[[ Records for this task open ]]

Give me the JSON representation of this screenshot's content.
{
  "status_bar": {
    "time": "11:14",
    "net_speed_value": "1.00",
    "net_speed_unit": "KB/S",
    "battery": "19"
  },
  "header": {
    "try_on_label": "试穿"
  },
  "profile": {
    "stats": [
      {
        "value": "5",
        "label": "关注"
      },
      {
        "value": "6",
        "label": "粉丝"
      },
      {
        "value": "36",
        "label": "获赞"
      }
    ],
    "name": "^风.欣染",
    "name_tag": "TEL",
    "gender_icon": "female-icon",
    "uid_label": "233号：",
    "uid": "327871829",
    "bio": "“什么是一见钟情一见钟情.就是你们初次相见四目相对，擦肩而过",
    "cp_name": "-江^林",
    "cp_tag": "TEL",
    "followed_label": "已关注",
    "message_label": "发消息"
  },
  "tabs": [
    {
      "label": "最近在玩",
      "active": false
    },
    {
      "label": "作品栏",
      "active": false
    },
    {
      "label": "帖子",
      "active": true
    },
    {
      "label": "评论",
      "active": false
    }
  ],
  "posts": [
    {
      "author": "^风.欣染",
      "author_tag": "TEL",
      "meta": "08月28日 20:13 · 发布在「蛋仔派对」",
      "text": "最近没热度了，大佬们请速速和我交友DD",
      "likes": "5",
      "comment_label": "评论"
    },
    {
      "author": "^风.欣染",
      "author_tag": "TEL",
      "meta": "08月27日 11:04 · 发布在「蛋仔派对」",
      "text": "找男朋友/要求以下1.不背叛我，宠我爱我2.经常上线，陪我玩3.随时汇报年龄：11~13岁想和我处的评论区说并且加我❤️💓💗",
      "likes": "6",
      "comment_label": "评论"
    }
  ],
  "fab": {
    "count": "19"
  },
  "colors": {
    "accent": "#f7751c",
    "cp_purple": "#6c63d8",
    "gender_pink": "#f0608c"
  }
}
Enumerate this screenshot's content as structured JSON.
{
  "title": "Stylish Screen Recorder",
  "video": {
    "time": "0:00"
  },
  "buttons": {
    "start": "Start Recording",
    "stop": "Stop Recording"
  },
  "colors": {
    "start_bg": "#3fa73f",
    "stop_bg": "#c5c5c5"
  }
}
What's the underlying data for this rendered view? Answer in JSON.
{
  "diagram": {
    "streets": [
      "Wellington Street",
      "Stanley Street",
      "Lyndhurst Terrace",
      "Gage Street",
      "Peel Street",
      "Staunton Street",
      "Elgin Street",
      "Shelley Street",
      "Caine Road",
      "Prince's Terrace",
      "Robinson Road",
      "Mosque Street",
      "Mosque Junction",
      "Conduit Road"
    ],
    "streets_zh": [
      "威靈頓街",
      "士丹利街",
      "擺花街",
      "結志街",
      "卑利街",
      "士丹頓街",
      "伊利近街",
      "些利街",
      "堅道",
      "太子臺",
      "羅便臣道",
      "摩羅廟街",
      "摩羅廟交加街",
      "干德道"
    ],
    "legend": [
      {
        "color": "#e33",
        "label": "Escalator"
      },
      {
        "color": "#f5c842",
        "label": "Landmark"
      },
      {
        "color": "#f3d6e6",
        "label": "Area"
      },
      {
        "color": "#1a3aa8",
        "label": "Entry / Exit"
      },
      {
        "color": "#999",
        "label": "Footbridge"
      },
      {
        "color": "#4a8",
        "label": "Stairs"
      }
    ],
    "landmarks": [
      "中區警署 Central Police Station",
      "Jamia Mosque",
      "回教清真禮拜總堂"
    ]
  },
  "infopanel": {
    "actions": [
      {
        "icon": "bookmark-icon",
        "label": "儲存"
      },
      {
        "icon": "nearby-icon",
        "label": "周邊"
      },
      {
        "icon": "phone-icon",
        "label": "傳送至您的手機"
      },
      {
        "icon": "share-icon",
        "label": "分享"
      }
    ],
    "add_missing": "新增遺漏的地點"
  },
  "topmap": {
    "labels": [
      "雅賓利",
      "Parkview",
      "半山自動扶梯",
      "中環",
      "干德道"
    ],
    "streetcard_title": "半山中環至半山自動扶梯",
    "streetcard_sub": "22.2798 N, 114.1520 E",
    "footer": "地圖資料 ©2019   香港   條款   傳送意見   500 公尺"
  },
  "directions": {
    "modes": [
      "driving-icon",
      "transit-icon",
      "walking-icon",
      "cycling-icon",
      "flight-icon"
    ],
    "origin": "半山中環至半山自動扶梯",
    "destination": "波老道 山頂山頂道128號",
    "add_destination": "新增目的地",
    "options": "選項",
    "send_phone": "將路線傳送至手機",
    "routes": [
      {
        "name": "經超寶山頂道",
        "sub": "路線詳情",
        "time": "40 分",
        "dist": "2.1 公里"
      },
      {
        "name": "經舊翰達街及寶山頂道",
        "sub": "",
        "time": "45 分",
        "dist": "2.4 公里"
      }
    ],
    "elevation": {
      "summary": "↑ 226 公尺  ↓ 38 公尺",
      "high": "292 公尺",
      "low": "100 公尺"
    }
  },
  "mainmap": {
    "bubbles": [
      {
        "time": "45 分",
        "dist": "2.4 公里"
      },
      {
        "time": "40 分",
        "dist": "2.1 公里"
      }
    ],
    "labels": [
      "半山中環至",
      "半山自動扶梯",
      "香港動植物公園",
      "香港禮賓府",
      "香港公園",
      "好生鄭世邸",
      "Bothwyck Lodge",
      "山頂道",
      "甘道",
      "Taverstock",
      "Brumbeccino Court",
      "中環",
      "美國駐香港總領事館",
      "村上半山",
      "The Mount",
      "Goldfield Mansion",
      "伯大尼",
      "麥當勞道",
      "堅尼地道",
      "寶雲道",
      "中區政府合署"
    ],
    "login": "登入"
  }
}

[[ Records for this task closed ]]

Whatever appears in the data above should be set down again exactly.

** Result of the exercise **
Give me the JSON representation of this screenshot's content.
{
  "status_bar": {
    "time": "11:14",
    "net_speed_value": "1.00",
    "net_speed_unit": "KB/S",
    "battery": "19"
  },
  "header": {
    "try_on_label": "试穿"
  },
  "profile": {
    "stats": [
      {
        "value": "5",
        "label": "关注"
      },
      {
        "value": "6",
        "label": "粉丝"
      },
      {
        "value": "36",
        "label": "获赞"
      }
    ],
    "name": "^风.欣染",
    "name_tag": "TEL",
    "gender_icon": "female-icon",
    "uid_label": "233号：",
    "uid": "327871829",
    "bio": "“什么是一见钟情一见钟情.就是你们初次相见四目相对，擦肩而过",
    "cp_name": "-江^林",
    "cp_tag": "TEL",
    "followed_label": "已关注",
    "message_label": "发消息"
  },
  "tabs": [
    {
      "label": "最近在玩",
      "active": false
    },
    {
      "label": "作品栏",
      "active": false
    },
    {
      "label": "帖子",
      "active": true
    },
    {
      "label": "评论",
      "active": false
    }
  ],
  "posts": [
    {
      "author": "^风.欣染",
      "author_tag": "TEL",
      "meta": "08月28日 20:13 · 发布在「蛋仔派对」",
      "text": "最近没热度了，大佬们请速速和我交友DD",
      "likes": "5",
      "comment_label": "评论"
    },
    {
      "author": "^风.欣染",
      "author_tag": "TEL",
      "meta": "08月27日 11:04 · 发布在「蛋仔派对」",
      "text": "找男朋友/要求以下1.不背叛我，宠我爱我2.经常上线，陪我玩3.随时汇报年龄：11~13岁想和我处的评论区说并且加我❤️💓💗",
      "likes": "6",
      "comment_label": "评论"
    }
  ],
  "fab": {
    "count": "19"
  },
  "colors": {
    "accent": "#f7751c",
    "cp_purple": "#6c63d8",
    "gender_pink": "#f0608c"
  }
}
Enumerate this screenshot's content as structured JSON.
{
  "title": "Stylish Screen Recorder",
  "video": {
    "time": "0:00"
  },
  "buttons": {
    "start": "Start Recording",
    "stop": "Stop Recording"
  },
  "colors": {
    "start_bg": "#3fa73f",
    "stop_bg": "#c5c5c5"
  }
}
What's the underlying data for this rendered view? Answer in JSON.
{
  "diagram": {
    "streets": [
      "Wellington Street",
      "Stanley Street",
      "Lyndhurst Terrace",
      "Gage Street",
      "Peel Street",
      "Staunton Street",
      "Elgin Street",
      "Shelley Street",
      "Caine Road",
      "Prince's Terrace",
      "Robinson Road",
      "Mosque Street",
      "Mosque Junction",
      "Conduit Road"
    ],
    "streets_zh": [
      "威靈頓街",
      "士丹利街",
      "擺花街",
      "結志街",
      "卑利街",
      "士丹頓街",
      "伊利近街",
      "些利街",
      "堅道",
      "太子臺",
      "羅便臣道",
      "摩羅廟街",
      "摩羅廟交加街",
      "干德道"
    ],
    "legend": [
      {
        "color": "#e33",
        "label": "Escalator"
      },
      {
        "color": "#f5c842",
        "label": "Landmark"
      },
      {
        "color": "#f3d6e6",
        "label": "Area"
      },
      {
        "color": "#1a3aa8",
        "label": "Entry / Exit"
      },
      {
        "color": "#999",
        "label": "Footbridge"
      },
      {
        "color": "#4a8",
        "label": "Stairs"
      }
    ],
    "landmarks": [
      "中區警署 Central Police Station",
      "Jamia Mosque",
      "回教清真禮拜總堂"
    ]
  },
  "infopanel": {
    "actions": [
      {
        "icon": "bookmark-icon",
        "label": "儲存"
      },
      {
        "icon": "nearby-icon",
        "label": "周邊"
      },
      {
        "icon": "phone-icon",
        "label": "傳送至您的手機"
      },
      {
        "icon": "share-icon",
        "label": "分享"
      }
    ],
    "add_missing": "新增遺漏的地點"
  },
  "topmap": {
    "labels": [
      "雅賓利",
      "Parkview",
      "半山自動扶梯",
      "中環",
      "干德道"
    ],
    "streetcard_title": "半山中環至半山自動扶梯",
    "streetcard_sub": "22.2798 N, 114.1520 E",
    "footer": "地圖資料 ©2019   香港   條款   傳送意見   500 公尺"
  },
  "directions": {
    "modes": [
      "driving-icon",
      "transit-icon",
      "walking-icon",
      "cycling-icon",
      "flight-icon"
    ],
    "origin": "半山中環至半山自動扶梯",
    "destination": "波老道 山頂山頂道128號",
    "add_destination": "新增目的地",
    "options": "選項",
    "send_phone": "將路線傳送至手機",
    "routes": [
      {
        "name": "經超寶山頂道",
        "sub": "路線詳情",
        "time": "40 分",
        "dist": "2.1 公里"
      },
      {
        "name": "經舊翰達街及寶山頂道",
        "sub": "",
        "time": "45 分",
        "dist": "2.4 公里"
      }
    ],
    "elevation": {
      "summary": "↑ 226 公尺  ↓ 38 公尺",
      "high": "292 公尺",
      "low": "100 公尺"
    }
  },
  "mainmap": {
    "bubbles": [
      {
        "time": "45 分",
        "dist": "2.4 公里"
      },
      {
        "time": "40 分",
        "dist": "2.1 公里"
      }
    ],
    "labels": [
      "半山中環至",
      "半山自動扶梯",
      "香港動植物公園",
      "香港禮賓府",
      "香港公園",
      "好生鄭世邸",
      "Bothwyck Lodge",
      "山頂道",
      "甘道",
      "Taverstock",
      "Brumbeccino Court",
      "中環",
      "美國駐香港總領事館",
      "村上半山",
      "The Mount",
      "Goldfield Mansion",
      "伯大尼",
      "麥當勞道",
      "堅尼地道",
      "寶雲道",
      "中區政府合署"
    ],
    "login": "登入"
  }
}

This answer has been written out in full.